If a line in the entries below contains "type", copy it.

Entries taken from a collection:
━━━━━━

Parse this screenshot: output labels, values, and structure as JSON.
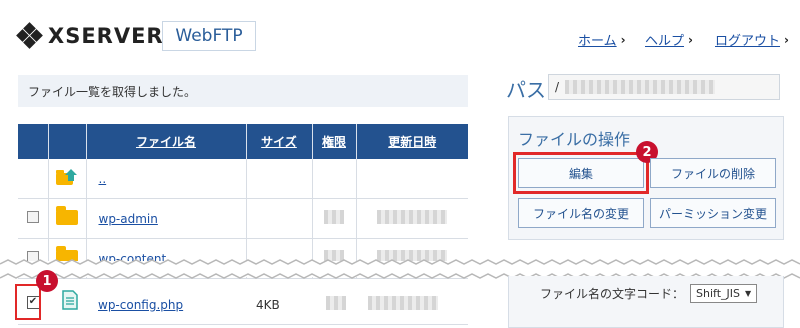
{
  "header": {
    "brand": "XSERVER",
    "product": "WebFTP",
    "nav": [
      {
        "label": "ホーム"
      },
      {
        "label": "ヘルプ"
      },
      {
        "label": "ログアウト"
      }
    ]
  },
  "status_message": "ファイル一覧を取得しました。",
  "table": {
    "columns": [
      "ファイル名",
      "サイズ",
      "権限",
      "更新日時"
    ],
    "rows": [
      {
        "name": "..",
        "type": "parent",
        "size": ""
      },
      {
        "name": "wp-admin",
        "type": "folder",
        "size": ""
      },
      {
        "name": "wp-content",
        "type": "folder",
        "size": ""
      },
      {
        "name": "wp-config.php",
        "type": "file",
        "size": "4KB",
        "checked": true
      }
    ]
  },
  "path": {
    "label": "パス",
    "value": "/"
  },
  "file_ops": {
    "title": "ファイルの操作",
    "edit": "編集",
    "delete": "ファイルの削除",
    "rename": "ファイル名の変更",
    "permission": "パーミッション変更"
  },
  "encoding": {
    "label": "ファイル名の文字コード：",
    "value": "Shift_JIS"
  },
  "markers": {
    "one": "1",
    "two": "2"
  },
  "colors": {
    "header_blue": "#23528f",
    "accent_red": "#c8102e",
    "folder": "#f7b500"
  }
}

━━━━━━

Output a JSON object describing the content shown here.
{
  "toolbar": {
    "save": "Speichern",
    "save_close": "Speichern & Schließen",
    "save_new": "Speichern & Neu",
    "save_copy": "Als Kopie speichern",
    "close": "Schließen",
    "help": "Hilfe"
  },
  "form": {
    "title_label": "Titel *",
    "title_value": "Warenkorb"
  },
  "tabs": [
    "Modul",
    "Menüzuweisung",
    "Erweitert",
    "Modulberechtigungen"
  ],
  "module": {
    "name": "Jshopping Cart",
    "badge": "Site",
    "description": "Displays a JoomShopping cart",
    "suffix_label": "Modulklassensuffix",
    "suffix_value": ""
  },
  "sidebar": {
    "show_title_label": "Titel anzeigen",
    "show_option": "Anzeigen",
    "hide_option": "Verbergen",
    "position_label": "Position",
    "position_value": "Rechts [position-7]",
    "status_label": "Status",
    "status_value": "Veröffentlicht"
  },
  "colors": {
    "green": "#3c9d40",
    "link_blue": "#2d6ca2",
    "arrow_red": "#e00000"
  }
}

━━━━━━

* **Task response**:
        "type": "parent",
        "type": "folder",
        "type": "folder",
        "type": "file",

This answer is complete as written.